Still, a more uncertain global economic outlook will heighten the headwinds for global real estate investors this year, as newly developing risks – from a no-deal Brexit to renewed tensions with North Korea – add to existing risks such as trade conflicts between the US and China. As global interest rates rise amid slower economic growth, near-to-medium term risk-adjusted returns are also likely to stay sub-par, even as valuations may well remain supported.
Now is not a time to throw caution to the wind. In this environment, a focused strategy is required to generate attractive long-term portfolio returns. Over the long term, our advice remains to invest across cycles, looking past short-term volatility into structurally-strong cities and markets. In the near term, we believe investors should stay tactically nimble through smart stock selection.
Australian cities rank highly among the selected cities we advise our clients to invest in within the Asia Pacific. We see potential upside from the Brisbane market over the next few years as the economy steps up, helped by recovering commodities markets and infrastructure spending. We believe the Brisbane office market is on the cusp of a multi-year super cycle, with vacancies expected to be driven lower by rising employment after several years of falling rents.

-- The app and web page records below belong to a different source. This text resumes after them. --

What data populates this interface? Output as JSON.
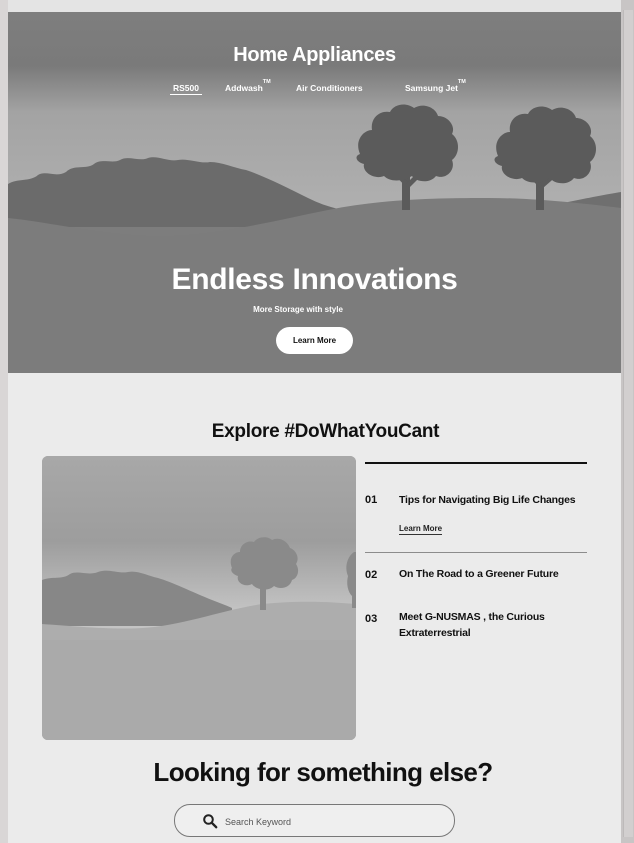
{
  "hero": {
    "title": "Home Appliances",
    "tabs": [
      {
        "label": "RS500",
        "tm": "",
        "active": true
      },
      {
        "label": "Addwash",
        "tm": "TM",
        "active": false
      },
      {
        "label": "Air Conditioners",
        "tm": "",
        "active": false
      },
      {
        "label": "Samsung Jet",
        "tm": "TM",
        "active": false
      }
    ],
    "headline": "Endless Innovations",
    "subtitle": "More Storage with style",
    "cta_label": "Learn More"
  },
  "explore": {
    "title": "Explore #DoWhatYouCant",
    "items": [
      {
        "num": "01",
        "title": "Tips for Navigating Big Life Changes",
        "link": "Learn More"
      },
      {
        "num": "02",
        "title": "On The Road to a Greener Future"
      },
      {
        "num": "03",
        "title": "Meet G-NUSMAS , the Curious Extraterrestrial"
      }
    ]
  },
  "search": {
    "title": "Looking for something else?",
    "placeholder": "Search Keyword",
    "icon": "search-icon"
  }
}
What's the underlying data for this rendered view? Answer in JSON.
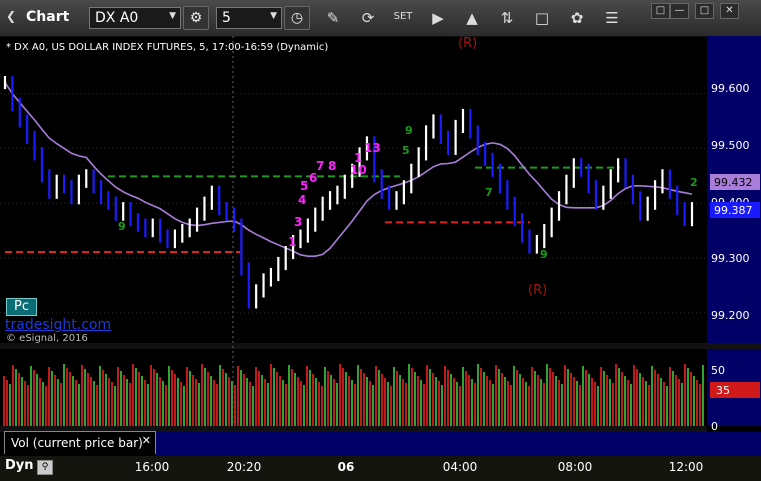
{
  "toolbar": {
    "title": "Chart",
    "symbol": "DX A0",
    "interval": "5",
    "icons": [
      "gear-icon",
      "clock-icon",
      "pen-icon",
      "refresh-icon",
      "settings-icon",
      "play-icon",
      "alert-icon",
      "link-icon",
      "comment-icon",
      "twitter-icon",
      "menu-icon"
    ]
  },
  "chart_header": "* DX A0, US DOLLAR INDEX FUTURES, 5, 17:00-16:59 (Dynamic)",
  "watermark": {
    "brand": "tradesight.com",
    "copyright": "© eSignal, 2016",
    "badge": "Pc"
  },
  "markers": {
    "r_top": "(R)",
    "r_bottom": "(R)"
  },
  "price_axis": {
    "ticks": [
      "99.600",
      "99.500",
      "99.400",
      "99.300",
      "99.200"
    ],
    "last_price": "99.387",
    "ma_value": "99.432"
  },
  "volume_axis": {
    "ticks": [
      "50",
      "0"
    ],
    "current": "35"
  },
  "volume_label": "Vol (current price bar)",
  "bottom": {
    "mode": "Dyn",
    "times": [
      "16:00",
      "20:20",
      "06",
      "04:00",
      "08:00",
      "12:00"
    ]
  },
  "td_counts": [
    {
      "t": "9",
      "color": "green"
    },
    {
      "t": "1",
      "color": "magenta"
    },
    {
      "t": "3",
      "color": "magenta"
    },
    {
      "t": "4",
      "color": "magenta"
    },
    {
      "t": "5",
      "color": "magenta"
    },
    {
      "t": "6",
      "color": "magenta"
    },
    {
      "t": "7",
      "color": "magenta"
    },
    {
      "t": "8",
      "color": "magenta"
    },
    {
      "t": "10",
      "color": "magenta"
    },
    {
      "t": "1",
      "color": "magenta"
    },
    {
      "t": "13",
      "color": "magenta"
    },
    {
      "t": "9",
      "color": "green"
    },
    {
      "t": "5",
      "color": "green"
    },
    {
      "t": "7",
      "color": "green"
    },
    {
      "t": "9",
      "color": "green"
    },
    {
      "t": "2",
      "color": "green"
    }
  ],
  "colors": {
    "background": "#000000",
    "up_bar": "#ffffff",
    "down_bar": "#1c1cff",
    "moving_average": "#a87ed8",
    "resistance": "#1d9a1d",
    "support": "#e02222",
    "volume_up": "#2fa52f",
    "volume_down": "#c01a1a",
    "axis_panel": "#000066",
    "td_setup": "#ff22ff"
  },
  "chart_data": {
    "type": "line",
    "ylim": [
      99.145,
      99.705
    ],
    "levels": {
      "resistance": [
        99.449,
        99.465
      ],
      "support": [
        99.311,
        99.365
      ]
    },
    "series": [
      {
        "values": [
          99.62,
          99.58,
          99.55,
          99.52,
          99.49,
          99.45,
          99.42,
          99.44,
          99.43,
          99.41,
          99.44,
          99.45,
          99.43,
          99.41,
          99.4,
          99.38,
          99.39,
          99.37,
          99.36,
          99.35,
          99.36,
          99.34,
          99.33,
          99.34,
          99.35,
          99.36,
          99.38,
          99.4,
          99.42,
          99.39,
          99.38,
          99.36,
          99.28,
          99.22,
          99.24,
          99.26,
          99.27,
          99.29,
          99.31,
          99.33,
          99.34,
          99.36,
          99.38,
          99.4,
          99.41,
          99.42,
          99.44,
          99.46,
          99.49,
          99.51,
          99.45,
          99.42,
          99.4,
          99.41,
          99.43,
          99.46,
          99.49,
          99.53,
          99.55,
          99.52,
          99.5,
          99.54,
          99.56,
          99.53,
          99.5,
          99.48,
          99.46,
          99.43,
          99.4,
          99.37,
          99.34,
          99.32,
          99.33,
          99.35,
          99.38,
          99.41,
          99.44,
          99.47,
          99.46,
          99.43,
          99.4,
          99.42,
          99.45,
          99.47,
          99.44,
          99.41,
          99.38,
          99.4,
          99.43,
          99.45,
          99.42,
          99.39,
          99.37,
          99.39
        ]
      }
    ]
  }
}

Selective positioning in the Sydney and Melbourne markets can also add value to portfolios by providing diversification into some of the most liquid and institutional markets in the Asia Pacific. As competition for Sydney office assets stays tight, we expect the Melbourne market to heat up and outperform in the medium term supported by strong working age population growth.
- You’ve been in real estate investment for some time, what do you love about it (and what don’t you like about it)?
I love being able to travel and the tangible nature of property, as well as interacting with smart, engaging colleagues and industry participants and proud to be able to provide our investors with security in their retirement. What I dislike are the sometimes-inflated egos associated with our industry and time away from family. Overall, I consider myself very fortunate to work in our industry which is full of characters.
- What advice would you give your 21-year-old self?
Travel more; learn from those that have been in the industry for a number of years; always be humble in your approach; and put your hand up and volunteer for all opportunities that come your way - if you don’t know how to do it, learn how to do it.
- What keeps you awake at night?
Personally, my three daughters, who are all under five. Professionally, ensuring that our clients’ interests are being well looked after.